The debate of the existence of God has always been a controversial topic and has been going on for centuries. Till this day it is still a debate. We have people who strongly believe in God and others who questions his existence. Those who have strong faith will try to convince everyone who does not believe in God that he exits. They will try to come up with arguments to show he is real and good.
Many philosophers believe that there are reasons to demonstrate the God does exist through arguments. There are three main types of arguments that explain the existence of God. These include Cosmological, Teleological, and Ontological, which are all traditional arguments. There are two groups that divide the arguments “An a posteriori argument is based on premises that can be known only by means of experience of the world (e.g., that there is a world, that events have causes, and so forth). An a priori argument, on the other hand, rests on premises that can be known to be true independently of experience of the world (Pojman 19).

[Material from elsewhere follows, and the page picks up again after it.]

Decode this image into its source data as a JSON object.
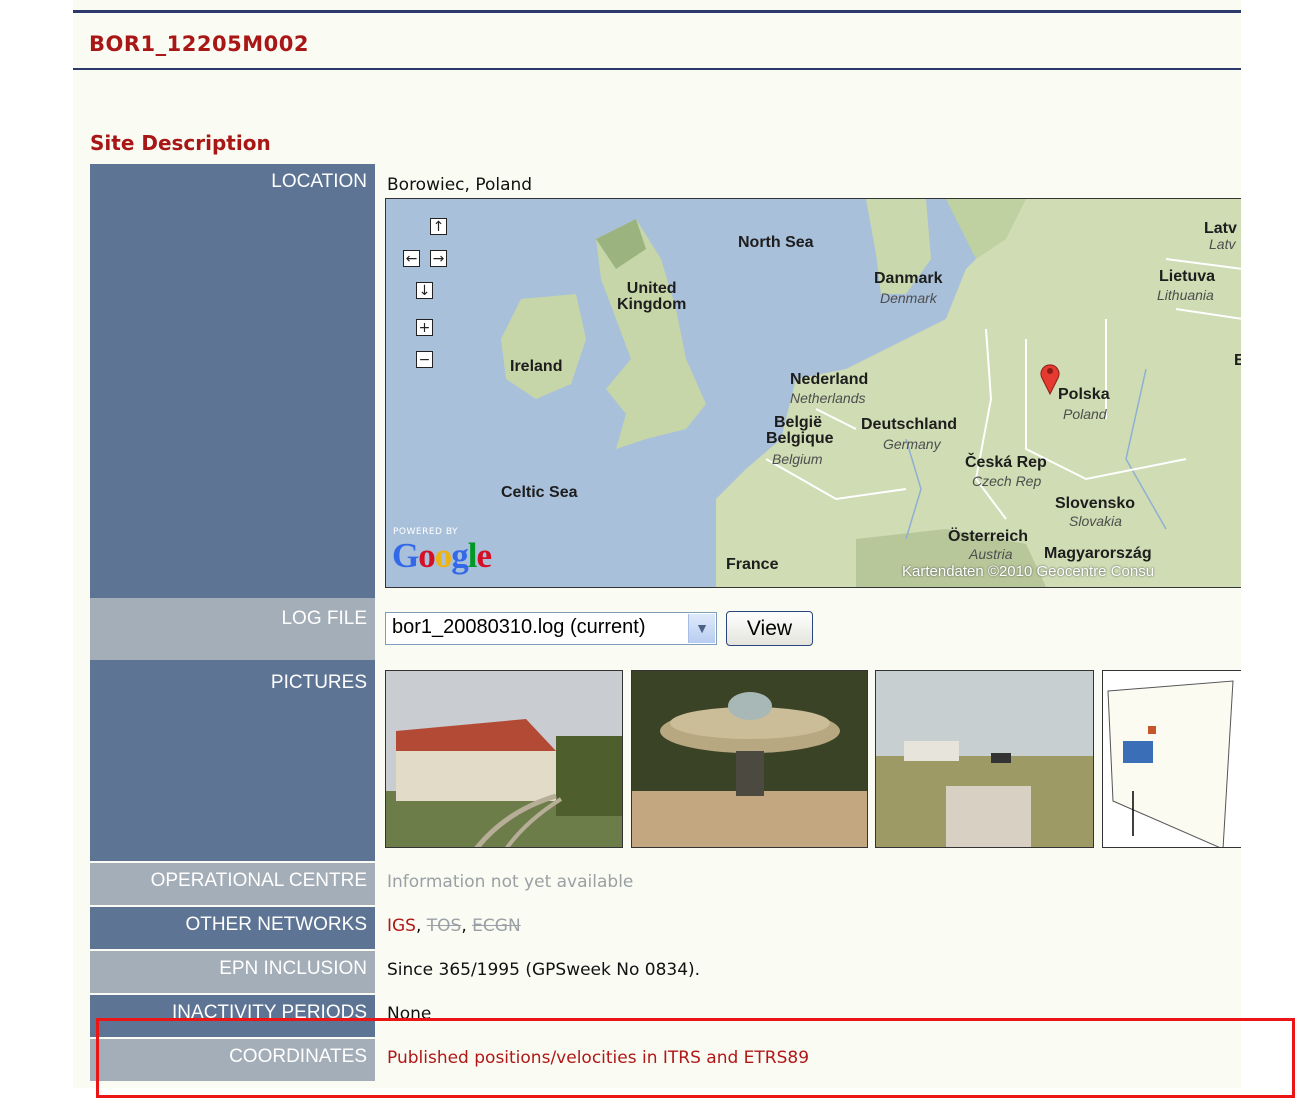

The Book of Job provides an example of how people should praise God by illustrating a blameless, responsible, and fearing man who will always turn away from evil. Therefore, this book presents the same man tortured by outside forces lacking the possibility to acquire help from family and friends. Throughout the reading in particular (14:11) demonstrates how there was a moment of weakness in which Job fails and ask for his death, but after all, he did not commit sin and endured waiting for his torment to banish. In addition, the book reveals how men turned against a man in need and instead judged him without understanding the sources causing his disgrace. However, the book provides a comparison in how humans behave by providing vivid examples of characters who showed behaviors illustrating how humanity functions.

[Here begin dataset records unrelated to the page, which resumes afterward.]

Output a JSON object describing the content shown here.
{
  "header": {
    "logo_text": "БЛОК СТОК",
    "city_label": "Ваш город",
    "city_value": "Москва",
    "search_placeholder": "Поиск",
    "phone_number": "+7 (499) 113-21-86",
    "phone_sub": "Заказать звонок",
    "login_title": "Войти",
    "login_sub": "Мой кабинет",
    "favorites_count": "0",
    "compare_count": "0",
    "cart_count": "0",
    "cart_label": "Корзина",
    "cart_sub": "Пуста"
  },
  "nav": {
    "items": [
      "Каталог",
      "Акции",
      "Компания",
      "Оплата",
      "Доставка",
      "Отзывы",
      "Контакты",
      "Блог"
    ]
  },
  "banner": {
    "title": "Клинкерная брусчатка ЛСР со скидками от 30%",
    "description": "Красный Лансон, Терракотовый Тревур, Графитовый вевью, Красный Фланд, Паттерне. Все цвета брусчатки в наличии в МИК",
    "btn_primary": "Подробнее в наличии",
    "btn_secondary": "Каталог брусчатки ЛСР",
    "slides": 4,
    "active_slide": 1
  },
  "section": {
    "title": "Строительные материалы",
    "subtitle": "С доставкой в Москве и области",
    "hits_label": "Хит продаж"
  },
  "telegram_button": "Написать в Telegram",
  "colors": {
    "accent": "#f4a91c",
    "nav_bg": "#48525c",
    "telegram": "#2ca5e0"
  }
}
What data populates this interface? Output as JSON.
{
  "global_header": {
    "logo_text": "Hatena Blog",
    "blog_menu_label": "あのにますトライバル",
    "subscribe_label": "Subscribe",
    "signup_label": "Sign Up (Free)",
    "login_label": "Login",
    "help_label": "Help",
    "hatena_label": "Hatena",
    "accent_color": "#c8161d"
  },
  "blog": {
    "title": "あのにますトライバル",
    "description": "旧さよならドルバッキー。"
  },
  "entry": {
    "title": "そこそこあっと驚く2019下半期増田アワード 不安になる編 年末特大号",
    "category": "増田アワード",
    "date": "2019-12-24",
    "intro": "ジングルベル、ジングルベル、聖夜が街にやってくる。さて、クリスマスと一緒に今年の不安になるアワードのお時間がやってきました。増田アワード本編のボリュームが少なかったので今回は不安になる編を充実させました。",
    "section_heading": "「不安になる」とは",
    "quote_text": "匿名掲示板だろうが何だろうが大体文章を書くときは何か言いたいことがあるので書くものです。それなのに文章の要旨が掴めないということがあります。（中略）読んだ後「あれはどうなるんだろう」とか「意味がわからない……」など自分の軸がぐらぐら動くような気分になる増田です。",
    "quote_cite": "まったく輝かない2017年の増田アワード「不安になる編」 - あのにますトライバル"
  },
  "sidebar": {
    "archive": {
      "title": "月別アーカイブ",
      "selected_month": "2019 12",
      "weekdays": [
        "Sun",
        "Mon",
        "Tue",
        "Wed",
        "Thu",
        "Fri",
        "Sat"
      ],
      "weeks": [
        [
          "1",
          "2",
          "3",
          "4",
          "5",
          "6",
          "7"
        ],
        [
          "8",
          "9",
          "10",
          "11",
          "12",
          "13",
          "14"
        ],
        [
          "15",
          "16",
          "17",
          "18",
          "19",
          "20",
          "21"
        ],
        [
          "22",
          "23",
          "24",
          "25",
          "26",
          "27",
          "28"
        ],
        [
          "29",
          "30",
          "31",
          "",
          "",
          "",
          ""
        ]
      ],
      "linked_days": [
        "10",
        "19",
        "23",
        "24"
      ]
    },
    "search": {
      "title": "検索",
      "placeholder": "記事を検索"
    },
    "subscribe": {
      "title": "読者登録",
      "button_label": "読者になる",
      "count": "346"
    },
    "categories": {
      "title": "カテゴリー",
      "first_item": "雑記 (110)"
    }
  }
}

Of the three main styles of arguments for the existence of God – the cosmological, the teleological, and the ontological – the teleological is probably the second strongest of these arguments. The teleological argument is also the only one of these arguments that reasons to its conclusion inductively. This means that, unlike the cosmological and ontological arguments, the acceptance of the premises of the teleological argument does not commit you to the acceptance of its conclusion. It only commits you to a judgement about the probability of the conclusion. The style of reasoning typically adopted by this method is one that starts from a posteriori observations about our reality, and then reasons a priori – typically through analogy – to the
In this argument we already assumed that there may be possibility that God exist and finally we reached where we started. So this argument does not give us the exact information about existence of God. There are many objections on this argument but still it is a powerful argument. In my opinion, this argument is not much satisfactory. It describes that existence is greater than imagination.
Throughout Harper’s book and Kheiyn’s article, I found five main points that stood out to me in relating to helping me understand why bad things happen to good people. First, God did not create pain and suffering, man has through sin and defiance. Second, although suffering is not good, God uses it to achieve good. The third point tells us that the day will come where your misery will no longer exist and God will judge evil. The fourth states that our suffering does not even compare to what God has in store for his followers.